▶ Your objective: Find the string "title" in the listing below and return each line it appears in.

▶ Records for this exercise:

==================================================

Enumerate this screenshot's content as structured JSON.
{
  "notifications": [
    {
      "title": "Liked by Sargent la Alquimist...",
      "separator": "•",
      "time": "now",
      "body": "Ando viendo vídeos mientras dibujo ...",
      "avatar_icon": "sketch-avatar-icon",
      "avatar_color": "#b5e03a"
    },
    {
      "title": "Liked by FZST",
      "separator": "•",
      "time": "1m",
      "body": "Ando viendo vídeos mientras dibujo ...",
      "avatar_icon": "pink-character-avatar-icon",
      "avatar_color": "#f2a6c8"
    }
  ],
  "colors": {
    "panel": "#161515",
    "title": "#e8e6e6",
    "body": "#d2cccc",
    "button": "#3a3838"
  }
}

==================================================

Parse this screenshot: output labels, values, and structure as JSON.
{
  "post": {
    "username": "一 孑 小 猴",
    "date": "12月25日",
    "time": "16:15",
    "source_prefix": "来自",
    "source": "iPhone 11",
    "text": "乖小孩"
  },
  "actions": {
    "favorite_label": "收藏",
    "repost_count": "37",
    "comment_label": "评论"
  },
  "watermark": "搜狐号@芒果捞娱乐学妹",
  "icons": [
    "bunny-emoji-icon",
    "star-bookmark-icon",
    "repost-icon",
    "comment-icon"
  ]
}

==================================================

▶ Answer to this exercise:
      "title": "Liked by Sargent la Alquimist...",
      "title": "Liked by FZST",
    "title": "#e8e6e6",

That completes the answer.